» **What the task requires**: For the string "luận", search the entries below and copy every line where it appears.

» **Entries provided**:

-- -- --

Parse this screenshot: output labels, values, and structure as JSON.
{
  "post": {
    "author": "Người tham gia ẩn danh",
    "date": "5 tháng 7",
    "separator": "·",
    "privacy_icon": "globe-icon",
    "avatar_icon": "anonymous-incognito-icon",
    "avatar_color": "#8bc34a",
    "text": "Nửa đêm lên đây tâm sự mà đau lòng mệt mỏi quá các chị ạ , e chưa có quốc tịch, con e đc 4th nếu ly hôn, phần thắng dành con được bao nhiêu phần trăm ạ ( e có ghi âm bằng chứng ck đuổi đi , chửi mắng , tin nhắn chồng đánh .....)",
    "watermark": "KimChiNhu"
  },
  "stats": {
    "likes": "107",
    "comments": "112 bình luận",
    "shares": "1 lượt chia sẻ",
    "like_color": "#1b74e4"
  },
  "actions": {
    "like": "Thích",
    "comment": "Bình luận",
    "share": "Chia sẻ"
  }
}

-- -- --

» **Answer for this exercise**:
    "comments": "112 bình luận",
    "comment": "Bình luận",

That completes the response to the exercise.